Carla Dempsey and her husband went on a snorkel tour with Wild Side Specialty Tours. Prior to departure, the Dempsey’s signed a release and waiver of liability. After snorkeling, Mrs Dempsey slipped and fell while walking on the deck while wearing wet snorkeling fins. Dempsey in time filed suit against the tour company claiming negligence in failing to properly instruct and warn passengers about the use of fins aboard the vessel (Dempsey v. Wild Side Specialty Tours, LLC, 2022). The defendants claimed a defense based on the waiver signed by the plaintiffs. Dempsey claims the waiver was not enforceable as a matter of law.
Admiralty tort jurisdiction applied because 1) the incident occurred on navigable waters and 2) the tort was connected with traditional maritime activity.
Plaintiffs claim that Defendant owed Mrs. Dempsey a duty to provide instructions on safety regarding the snorkeling equipment. They assert Defendant’s failure to provide instructions breached their duty and caused Mrs. Dempsey to fall, resulting in damages.
Plaintiffs seek to proceed to trial on their negligence and loss of consortium claims. They claim that the waiver is not enforceable and void because it is barred by 46 U.S.C. § 30409 which reads in part:
(1)In general.—The owner, master, manager, or agent of a vessel transporting passengers between ports in the United States, or between a port in the United States and a port in a foreign country, may not include in a regulation or contract a provision limiting [Bold added.] —
(B) the right of a claimant for personal injury or death to a trial by court of competent jurisdiction.
The arguments of each side followed:
Plaintiffs argued that Section 30509(a) voids the waiver and release signed by Plaintiffs. It is undisputed that Plaintiffs were fare-paying passengers on Defendant’s vessel. Plaintiffs claim that the federal Maritime Code bars enforcement of the waiver and release that they signed because Defendant’s vessel transported passengers “between ports in the United States” as set forth in Section 30509(a).
Defendant disagrees. Defendant argues that the statute does not apply in this case because its vessel disembarked and returned to the same port, Waianae Boat Harbor. Defendant claims that the statute does not apply because the vessel did not transport passengers “between ports in the United States.”
The statute says it applies to “between ports” and in this case the trip was from one port and back to the same port.

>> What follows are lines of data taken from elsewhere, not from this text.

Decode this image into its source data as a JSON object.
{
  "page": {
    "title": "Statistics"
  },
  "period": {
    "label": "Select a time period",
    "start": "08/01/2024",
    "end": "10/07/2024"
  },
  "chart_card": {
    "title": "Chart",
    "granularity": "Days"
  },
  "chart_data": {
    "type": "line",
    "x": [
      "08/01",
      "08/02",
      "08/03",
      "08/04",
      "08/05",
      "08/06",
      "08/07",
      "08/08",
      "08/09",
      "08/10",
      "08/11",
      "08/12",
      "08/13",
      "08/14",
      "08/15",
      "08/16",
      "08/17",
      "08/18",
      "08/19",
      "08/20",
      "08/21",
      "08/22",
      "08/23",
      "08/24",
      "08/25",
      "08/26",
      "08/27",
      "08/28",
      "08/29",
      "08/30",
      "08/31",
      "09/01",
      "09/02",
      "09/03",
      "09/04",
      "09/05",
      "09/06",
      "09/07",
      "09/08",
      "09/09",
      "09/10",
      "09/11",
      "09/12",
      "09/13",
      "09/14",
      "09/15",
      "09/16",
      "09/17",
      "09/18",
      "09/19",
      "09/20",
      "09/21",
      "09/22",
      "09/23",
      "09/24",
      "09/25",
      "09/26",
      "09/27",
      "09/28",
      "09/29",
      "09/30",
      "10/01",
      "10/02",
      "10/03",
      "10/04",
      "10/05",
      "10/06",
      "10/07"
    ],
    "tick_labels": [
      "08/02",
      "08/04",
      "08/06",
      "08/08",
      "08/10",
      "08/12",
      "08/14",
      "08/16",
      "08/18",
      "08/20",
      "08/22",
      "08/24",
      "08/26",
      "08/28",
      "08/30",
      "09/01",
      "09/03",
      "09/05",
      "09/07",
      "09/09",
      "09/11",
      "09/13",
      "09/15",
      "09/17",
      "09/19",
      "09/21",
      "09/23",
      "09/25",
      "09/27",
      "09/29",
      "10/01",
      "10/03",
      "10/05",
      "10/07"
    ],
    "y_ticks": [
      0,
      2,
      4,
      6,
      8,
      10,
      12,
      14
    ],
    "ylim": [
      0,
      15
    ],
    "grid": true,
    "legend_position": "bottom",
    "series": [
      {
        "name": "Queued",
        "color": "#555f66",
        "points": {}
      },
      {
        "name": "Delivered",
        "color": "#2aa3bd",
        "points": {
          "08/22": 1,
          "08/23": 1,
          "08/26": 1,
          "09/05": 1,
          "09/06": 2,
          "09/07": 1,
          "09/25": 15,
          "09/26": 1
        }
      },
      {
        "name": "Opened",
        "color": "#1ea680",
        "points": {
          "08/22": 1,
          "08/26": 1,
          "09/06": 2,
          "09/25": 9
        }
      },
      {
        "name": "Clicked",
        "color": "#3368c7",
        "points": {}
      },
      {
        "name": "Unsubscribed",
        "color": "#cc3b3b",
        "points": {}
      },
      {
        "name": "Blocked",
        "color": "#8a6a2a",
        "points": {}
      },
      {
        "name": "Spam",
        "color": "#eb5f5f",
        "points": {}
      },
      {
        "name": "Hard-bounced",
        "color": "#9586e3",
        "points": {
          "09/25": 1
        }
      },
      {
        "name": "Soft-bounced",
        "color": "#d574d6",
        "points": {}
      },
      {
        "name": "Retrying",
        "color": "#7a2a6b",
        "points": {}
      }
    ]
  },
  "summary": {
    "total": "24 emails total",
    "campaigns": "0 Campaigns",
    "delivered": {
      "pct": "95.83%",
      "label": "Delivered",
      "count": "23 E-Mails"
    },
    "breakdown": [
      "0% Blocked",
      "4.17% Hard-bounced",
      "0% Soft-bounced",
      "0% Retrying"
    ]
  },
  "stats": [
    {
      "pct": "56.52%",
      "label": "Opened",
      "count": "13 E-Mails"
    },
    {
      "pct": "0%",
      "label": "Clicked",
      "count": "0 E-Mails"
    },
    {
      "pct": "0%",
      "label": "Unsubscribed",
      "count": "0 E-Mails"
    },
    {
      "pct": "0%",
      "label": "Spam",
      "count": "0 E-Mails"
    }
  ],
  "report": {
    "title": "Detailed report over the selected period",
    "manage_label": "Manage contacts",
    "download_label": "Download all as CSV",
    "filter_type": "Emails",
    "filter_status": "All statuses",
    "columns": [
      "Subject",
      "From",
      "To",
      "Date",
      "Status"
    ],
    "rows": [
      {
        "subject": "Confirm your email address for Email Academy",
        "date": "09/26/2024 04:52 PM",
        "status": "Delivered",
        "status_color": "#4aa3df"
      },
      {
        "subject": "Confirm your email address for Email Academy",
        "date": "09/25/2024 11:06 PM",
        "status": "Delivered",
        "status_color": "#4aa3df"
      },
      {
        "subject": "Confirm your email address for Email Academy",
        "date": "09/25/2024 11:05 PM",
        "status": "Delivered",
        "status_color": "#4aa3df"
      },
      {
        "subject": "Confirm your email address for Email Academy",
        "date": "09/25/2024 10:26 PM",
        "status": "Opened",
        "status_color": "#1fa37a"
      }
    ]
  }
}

The court stated that “A statute’s language is the starting point for statutory interpretation. If the statute does not define the relevant terms, courts give them “their ordinary, contemporary, common meaning,” and “may consult dictionary definitions.” The court stated however, that a statute must be read in its context and in this case, the court made clear in 30509(a) that the statute does not apply only to common carriers, but also to “seagoing vessels and vessels used on lakes or rivers or in inland navigation, including canal boats, barges, and lighters”.
Hence, the court ruled that the statute applied to the snorkel tour boat in this case because it was a seagoing vessel. The waiver did not protect the tour company and the case was sent back to the trial court to determine the matter of negligence.
Risk Management Take-Away
Management of tour boats and other boats used in recreational activities on the water need to find out how likely their waiver is to be enforced. If it is questionable, they might need to increase their other financial protection tools.
Photo Credit: Thanks to Catxalot via Flickr.